Not Evil, Just Wrong

I just watched the premiere showing of the movie "Not Evil, Just Wrong", a movie/documentary focused on the negative consequences of radical environmentalism.

It's mostly just preaching to the choir, but they were innovative in their approach:
The film highlights the tragic consequences of the first triumph of the environmental movement, the ban on DDT, which has needlessly resulted in the deaths of more than 40 million children and adults in the developing world.
Actually, I'd say the movie more than just highlights the consequences of the DDT "ban". More than 20 minutes were devoted to it with many graphic scenes of children dying of malaria interspersed with seemingly clueless rich white environmentalists saying how important the prohibition on the use of DDT is. While powerful, the case against the environmental movement and the claim of 40 million deaths seems significantly overstated.

Continuing on, the case against Climate Change Alarmism is straight forward. It basically amounts to saying, "See the catastrophe that happened the last time the environmentalist had their way? We'd better stop them from taking action against Global Warming or really bad things will happen again!"

The choir will no doubt eat that up, but those who belong to the Church of Warming are unlikely to buy into this logic since they very likely consider the reduction in the use of DDT a huge success, even to this day.

People who have not yet made up their minds, however, may be swayed because the malaria scenes are compelling. If the Warmenists are not able to produce enough evidence or propaganda in the media to convince those still deciding that much of the movie is untrue, the movie might convert a few more people to the skeptics side.

I hope it does.


erp said...

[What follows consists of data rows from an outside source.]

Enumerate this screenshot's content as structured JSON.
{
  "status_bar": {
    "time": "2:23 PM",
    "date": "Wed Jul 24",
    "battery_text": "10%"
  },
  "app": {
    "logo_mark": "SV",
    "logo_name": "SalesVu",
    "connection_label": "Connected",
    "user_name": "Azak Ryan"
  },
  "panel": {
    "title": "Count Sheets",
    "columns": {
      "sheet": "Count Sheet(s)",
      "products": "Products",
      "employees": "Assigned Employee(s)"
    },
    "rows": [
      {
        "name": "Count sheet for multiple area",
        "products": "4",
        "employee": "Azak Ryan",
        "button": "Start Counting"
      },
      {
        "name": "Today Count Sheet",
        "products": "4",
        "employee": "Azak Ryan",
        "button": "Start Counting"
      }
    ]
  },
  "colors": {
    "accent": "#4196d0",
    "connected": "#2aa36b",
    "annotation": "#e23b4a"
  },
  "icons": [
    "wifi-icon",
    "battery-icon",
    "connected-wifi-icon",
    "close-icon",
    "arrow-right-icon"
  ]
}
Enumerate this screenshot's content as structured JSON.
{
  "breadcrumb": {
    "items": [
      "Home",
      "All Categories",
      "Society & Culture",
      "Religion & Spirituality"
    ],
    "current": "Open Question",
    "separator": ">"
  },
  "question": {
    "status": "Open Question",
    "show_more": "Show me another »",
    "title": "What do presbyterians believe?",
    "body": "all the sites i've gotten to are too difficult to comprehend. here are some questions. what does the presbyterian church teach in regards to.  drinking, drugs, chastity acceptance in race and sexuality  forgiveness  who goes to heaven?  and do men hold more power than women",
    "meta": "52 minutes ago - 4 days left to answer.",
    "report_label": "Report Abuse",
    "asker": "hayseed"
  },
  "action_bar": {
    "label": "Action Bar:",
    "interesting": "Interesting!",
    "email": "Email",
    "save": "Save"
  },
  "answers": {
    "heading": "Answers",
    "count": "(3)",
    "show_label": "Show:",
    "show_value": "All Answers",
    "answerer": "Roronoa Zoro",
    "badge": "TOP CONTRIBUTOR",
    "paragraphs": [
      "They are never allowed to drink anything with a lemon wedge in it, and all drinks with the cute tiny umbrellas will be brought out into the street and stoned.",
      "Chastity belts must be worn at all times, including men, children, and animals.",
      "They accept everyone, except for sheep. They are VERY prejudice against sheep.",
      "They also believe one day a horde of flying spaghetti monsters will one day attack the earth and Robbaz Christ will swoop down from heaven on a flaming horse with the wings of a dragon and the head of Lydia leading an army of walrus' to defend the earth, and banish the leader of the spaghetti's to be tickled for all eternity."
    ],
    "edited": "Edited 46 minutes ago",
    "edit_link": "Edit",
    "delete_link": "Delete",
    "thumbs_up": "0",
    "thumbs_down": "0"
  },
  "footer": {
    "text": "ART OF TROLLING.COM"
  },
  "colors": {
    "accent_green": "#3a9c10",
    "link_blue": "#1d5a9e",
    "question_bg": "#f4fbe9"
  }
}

We need more than a couple of documentaries to combat almost a hundred years of left wing propaganda. We need some good movies that tell a compelling story, not a preach-a-thon. Also, how about an interesting TV show series about life in a typical African city and how people live and cope with the things they see on TV.

We saw a documentary a couple of days ago courtesy of Netflix and Roku about life in Mongolia. The boys out there in the middle of a moonscape were wearing ghetto pants, had motorcycles, girls were taking ballet lessons and a boy who lived in an even more remote area wanted a TV to watch cartoons. Doting dad got him a satellite dish.

With better communication now, it may not take a hundred years to make our points, but we better get started soon before it's a moot question.

Harry Eagar said...

I got a book from the Amazon Vine program by a New Yorker medical writer, 'Denialism.' I'm still reading it, but he concentrates on antivaccinationists, while swallowing AGW whole.

Here's my rule: Experience shows that no ideology or religion or religio-political stance has always been correct, so none today is likely to be correct.

If all your views line up with any ideology, you're not thinking.

It is remarkable how few people split their tickets.

erp said...

Harry, do you believe childhood vaccinations to be some sort of conspiracy?

I've heard that view from some Christian fundamentalists, but after all these years, they have a proven record of effectiveness with few side effects.

The current H1N1 flue vaccine is suspect, to me, only because of the people involved. I have no faith that in anything coming this administration.

Harry Eagar said...

No, I'm a pro-vaccinationist.

The swine flu vaccine is an ordinary vaccine and I will get mine as soon as it's released, even though I hope I have some residual immunity from the '57 epidemic.

Michael Specter, the writer of 'Denialism,' is a complete saphead. But he has a big audience in the New Yorker.